An audience gathered in the iconic wood-paneled and chandeliered Crystal Tea Room in Philadelphia last week for a presentation of film and music titled “The Rebbe’s Niggunim: Songs of the Inspired Soul,” with a musical presentation of six niggunim (melodies) taught by the Lubavitcher Rebbe, Rabbi Menachem M. Schneerson, of righteous memory.

A short film introduced each niggun with its respective story and message, providing background and an additional layer of meaning to the music that followed.

“The Alter Rebbe [the founder of Chabad] said that ‘if words are the pen of the heart, then the niggun [melody] is the quill of the soul,’ ” noted Rabbi Yehuda Shemtov, director of Lubavitch of Bucks County, who introduced the program.


“So when words can no longer contain our intense feelings in the days approaching the 20th yahrtzeit of the Rebbe, where else do we turn than to a program focused on niggunim?”

Sponsored and produced by Lubavitch of Philadelphia, the presentation included arrangements of six niggunim prepared by Israel Edelson, performed by a string quartet led by violinist Yonoson Rothman. A short film that introduced each melody was co-produced by Yuvalmedia and ZalmanGProductions.

The Struggle of the Soul

“This might be the first time these melodies were presented as one unified story—a story that touches on hallmarks of the Rebbe’s teachings,” explained the program’s creator, Bentzi Avtzon of Lubavitch of Philadelphia.

“It is the struggle of the neshama [soul] to come to terms with her existence in this cold, indifferent world, and her realization that her destiny is intertwined with the elevation of the mundane.”

Rabbi Avrohom Shemtov (Photo: Levi Sherman)
Rabbi Avrohom Shemtov (Photo: Levi Sherman)

“The presentation was designed with the belief that through niggunim, the neshama of every individual can be touched in the deepest of ways, so long as the content conveyed is left pure and uncompromised,” Avtzon continued. “From the crowd’s reaction, this belief was confirmed unequivocally.”

However, as Rabbi Avrohom Shemtov, director of Lubavitch of Philadelphia and chairman of the executive committee of Agudas Chassidei Chabad, the umbrella organization of Chabad-Lubavitch, advised the crowd: “It is not only about the inspiration felt this evening, but how it is translated in the future.”

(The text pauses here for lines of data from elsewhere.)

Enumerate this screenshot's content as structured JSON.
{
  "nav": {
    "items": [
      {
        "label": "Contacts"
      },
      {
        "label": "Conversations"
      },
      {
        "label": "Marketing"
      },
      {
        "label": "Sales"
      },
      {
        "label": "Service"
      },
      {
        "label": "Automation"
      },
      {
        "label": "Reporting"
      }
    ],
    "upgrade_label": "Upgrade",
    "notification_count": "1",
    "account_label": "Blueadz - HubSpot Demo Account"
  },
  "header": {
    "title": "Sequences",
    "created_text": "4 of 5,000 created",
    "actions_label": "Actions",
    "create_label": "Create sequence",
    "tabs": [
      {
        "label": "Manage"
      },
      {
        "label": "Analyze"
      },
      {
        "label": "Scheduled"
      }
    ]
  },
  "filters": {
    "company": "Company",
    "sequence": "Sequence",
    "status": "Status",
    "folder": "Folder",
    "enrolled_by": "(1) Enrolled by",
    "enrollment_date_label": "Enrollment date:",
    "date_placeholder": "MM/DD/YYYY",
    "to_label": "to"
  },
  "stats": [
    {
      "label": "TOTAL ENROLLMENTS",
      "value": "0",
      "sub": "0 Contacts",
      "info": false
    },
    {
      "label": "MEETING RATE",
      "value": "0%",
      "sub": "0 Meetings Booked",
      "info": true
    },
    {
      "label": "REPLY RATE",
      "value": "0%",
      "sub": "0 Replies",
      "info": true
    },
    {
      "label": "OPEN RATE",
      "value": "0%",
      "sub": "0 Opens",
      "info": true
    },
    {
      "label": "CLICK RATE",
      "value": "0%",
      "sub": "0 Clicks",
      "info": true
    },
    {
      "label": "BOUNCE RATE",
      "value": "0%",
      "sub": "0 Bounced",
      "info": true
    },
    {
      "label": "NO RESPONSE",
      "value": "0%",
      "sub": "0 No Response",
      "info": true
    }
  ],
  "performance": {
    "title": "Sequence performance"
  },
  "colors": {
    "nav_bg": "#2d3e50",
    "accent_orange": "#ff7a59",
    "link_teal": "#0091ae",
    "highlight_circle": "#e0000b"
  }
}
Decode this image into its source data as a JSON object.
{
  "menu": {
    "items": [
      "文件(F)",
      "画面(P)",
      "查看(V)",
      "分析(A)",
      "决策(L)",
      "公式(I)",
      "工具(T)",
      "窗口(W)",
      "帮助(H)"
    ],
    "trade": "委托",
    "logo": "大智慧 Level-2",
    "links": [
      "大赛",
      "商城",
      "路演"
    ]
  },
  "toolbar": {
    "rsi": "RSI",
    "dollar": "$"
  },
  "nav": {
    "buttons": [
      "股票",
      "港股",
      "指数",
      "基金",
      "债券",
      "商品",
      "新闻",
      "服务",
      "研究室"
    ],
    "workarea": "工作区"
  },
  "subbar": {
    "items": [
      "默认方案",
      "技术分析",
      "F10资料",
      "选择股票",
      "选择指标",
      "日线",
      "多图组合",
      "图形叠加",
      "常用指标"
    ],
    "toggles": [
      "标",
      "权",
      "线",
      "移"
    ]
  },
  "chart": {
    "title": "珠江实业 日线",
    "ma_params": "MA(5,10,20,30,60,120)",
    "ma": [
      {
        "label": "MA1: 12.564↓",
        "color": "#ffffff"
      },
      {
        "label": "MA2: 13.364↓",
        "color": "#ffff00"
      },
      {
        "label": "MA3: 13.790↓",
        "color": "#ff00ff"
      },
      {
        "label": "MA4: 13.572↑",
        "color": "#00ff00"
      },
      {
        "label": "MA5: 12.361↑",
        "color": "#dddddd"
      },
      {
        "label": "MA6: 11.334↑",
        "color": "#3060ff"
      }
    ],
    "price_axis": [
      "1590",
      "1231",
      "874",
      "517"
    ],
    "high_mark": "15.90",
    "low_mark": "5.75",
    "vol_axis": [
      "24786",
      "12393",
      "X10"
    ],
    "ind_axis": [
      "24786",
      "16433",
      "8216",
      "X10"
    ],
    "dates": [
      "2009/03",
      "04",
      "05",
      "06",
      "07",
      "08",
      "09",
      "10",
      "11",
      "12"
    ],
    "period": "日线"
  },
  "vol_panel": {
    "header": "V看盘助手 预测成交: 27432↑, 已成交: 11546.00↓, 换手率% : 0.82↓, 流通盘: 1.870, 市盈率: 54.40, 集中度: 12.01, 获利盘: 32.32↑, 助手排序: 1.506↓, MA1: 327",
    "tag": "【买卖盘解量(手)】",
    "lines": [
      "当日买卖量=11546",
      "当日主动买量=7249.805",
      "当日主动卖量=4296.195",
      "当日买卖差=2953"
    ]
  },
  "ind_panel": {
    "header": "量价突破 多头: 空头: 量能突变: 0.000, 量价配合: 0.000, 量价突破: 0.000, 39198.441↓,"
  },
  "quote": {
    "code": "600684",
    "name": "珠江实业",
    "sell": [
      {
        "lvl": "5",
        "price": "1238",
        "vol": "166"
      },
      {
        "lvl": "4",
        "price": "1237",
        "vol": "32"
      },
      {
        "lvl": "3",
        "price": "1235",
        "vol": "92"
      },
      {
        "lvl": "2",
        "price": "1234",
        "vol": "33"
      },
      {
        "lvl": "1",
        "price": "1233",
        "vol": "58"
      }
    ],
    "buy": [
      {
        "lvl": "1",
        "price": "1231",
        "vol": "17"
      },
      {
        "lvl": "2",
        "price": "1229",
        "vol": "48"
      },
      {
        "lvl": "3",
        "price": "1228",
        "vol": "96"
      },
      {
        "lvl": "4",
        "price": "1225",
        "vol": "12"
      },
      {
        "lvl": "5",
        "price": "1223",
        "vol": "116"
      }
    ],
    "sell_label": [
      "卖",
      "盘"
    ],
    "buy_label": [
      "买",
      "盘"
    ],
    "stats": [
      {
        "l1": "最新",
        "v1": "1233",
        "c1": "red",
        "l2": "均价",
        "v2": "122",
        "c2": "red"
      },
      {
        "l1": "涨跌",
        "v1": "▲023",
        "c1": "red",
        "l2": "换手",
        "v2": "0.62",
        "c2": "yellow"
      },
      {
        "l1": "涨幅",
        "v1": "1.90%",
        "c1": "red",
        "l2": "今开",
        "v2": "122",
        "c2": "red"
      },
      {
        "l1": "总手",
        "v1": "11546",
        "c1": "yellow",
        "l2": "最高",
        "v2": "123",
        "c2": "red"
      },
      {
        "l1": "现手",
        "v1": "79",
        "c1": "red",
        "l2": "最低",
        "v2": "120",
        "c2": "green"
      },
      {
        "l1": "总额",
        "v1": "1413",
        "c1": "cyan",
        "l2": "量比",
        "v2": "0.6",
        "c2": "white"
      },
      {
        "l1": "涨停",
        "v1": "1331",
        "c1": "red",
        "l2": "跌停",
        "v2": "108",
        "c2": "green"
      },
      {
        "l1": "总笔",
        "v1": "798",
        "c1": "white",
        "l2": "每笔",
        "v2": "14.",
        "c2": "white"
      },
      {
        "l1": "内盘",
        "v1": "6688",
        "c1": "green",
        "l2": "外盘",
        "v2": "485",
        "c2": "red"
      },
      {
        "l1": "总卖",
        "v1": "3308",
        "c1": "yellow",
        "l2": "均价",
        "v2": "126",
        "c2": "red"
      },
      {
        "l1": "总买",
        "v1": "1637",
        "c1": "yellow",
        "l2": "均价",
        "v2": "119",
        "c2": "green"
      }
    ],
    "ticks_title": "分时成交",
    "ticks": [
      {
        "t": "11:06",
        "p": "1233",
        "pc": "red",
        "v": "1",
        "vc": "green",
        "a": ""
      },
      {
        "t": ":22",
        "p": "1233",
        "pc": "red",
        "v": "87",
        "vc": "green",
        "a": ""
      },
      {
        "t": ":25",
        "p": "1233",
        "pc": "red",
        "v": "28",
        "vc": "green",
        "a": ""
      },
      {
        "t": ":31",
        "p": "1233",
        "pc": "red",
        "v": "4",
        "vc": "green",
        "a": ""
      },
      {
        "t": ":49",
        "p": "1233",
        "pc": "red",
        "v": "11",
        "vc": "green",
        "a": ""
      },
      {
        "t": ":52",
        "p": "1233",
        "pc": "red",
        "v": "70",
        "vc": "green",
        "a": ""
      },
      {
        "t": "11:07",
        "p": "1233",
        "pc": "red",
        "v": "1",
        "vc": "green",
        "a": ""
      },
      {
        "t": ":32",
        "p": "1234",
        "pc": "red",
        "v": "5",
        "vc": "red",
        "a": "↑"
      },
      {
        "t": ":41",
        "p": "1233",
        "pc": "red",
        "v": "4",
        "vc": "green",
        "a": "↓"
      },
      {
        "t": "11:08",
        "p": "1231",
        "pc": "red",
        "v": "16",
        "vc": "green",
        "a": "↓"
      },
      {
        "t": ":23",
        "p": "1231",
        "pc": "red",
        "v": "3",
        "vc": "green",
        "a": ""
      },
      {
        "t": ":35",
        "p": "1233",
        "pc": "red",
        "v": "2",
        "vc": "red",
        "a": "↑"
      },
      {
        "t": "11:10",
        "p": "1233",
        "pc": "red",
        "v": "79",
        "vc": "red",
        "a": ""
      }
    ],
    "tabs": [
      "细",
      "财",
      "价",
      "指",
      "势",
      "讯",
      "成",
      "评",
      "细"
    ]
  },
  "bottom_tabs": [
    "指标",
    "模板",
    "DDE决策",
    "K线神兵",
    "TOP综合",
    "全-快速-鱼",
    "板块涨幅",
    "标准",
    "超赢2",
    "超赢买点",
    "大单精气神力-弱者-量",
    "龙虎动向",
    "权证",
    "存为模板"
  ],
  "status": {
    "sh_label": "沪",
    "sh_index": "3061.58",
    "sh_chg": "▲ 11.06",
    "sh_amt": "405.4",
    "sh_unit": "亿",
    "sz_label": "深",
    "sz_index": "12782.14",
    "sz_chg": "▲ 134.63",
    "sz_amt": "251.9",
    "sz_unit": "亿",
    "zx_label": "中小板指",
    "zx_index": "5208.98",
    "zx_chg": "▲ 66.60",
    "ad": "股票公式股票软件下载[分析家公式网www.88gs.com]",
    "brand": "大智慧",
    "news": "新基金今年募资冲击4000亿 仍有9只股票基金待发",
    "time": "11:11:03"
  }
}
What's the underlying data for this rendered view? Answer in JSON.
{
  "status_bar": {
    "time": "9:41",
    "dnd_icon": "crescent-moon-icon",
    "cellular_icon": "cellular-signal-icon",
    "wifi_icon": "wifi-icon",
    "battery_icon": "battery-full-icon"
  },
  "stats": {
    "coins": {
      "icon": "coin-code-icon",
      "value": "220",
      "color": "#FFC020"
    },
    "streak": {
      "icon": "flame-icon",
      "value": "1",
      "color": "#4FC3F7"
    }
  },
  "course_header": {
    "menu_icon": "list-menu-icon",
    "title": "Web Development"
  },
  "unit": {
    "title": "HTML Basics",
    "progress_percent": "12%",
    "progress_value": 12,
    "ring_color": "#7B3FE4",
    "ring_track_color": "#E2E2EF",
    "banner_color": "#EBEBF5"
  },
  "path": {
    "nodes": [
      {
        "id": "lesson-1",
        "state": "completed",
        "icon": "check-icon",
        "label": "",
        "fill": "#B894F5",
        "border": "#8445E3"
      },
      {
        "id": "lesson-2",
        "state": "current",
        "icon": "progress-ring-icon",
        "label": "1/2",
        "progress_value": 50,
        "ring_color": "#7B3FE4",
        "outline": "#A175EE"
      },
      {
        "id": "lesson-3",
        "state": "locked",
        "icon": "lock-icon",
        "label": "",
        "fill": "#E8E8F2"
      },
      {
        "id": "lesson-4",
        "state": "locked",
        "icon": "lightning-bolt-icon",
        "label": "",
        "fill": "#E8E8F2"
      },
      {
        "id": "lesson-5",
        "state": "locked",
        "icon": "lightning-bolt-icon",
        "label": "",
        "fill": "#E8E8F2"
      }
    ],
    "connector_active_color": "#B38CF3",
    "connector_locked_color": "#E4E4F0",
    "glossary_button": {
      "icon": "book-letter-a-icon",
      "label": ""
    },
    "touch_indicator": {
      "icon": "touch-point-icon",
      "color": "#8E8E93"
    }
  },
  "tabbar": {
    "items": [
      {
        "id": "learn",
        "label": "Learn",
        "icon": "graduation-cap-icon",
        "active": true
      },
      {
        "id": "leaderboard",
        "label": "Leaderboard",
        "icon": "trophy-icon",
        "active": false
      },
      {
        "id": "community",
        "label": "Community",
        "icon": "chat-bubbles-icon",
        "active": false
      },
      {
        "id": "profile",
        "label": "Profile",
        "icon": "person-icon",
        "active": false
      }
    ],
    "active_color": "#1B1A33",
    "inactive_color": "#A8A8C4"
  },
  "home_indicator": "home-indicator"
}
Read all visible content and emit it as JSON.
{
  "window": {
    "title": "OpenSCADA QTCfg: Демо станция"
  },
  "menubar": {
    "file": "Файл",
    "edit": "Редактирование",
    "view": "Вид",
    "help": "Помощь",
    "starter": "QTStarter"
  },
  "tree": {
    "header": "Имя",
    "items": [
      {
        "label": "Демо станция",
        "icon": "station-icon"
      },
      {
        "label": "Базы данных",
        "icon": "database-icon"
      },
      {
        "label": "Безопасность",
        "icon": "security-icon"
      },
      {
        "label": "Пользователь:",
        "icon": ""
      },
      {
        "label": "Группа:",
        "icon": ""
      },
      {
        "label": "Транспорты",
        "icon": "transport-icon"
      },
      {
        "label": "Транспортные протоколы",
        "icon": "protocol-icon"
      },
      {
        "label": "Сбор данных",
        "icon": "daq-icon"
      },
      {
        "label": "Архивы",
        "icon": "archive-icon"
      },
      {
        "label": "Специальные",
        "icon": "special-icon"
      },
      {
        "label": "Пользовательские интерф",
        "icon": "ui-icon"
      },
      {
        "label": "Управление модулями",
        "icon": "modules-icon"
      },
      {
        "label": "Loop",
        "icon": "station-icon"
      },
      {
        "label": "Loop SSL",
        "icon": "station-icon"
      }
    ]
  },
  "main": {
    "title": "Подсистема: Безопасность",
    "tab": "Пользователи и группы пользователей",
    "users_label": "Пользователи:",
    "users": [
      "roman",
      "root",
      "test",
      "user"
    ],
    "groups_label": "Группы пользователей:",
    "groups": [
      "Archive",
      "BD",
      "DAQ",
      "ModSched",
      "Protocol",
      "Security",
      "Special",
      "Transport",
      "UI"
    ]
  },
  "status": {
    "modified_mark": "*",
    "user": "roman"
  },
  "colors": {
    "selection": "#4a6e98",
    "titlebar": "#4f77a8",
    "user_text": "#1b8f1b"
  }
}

Rabbi Yehuda Shemtov (Photo: Levi Sherman)
Rabbi Yehuda Shemtov (Photo: Levi Sherman)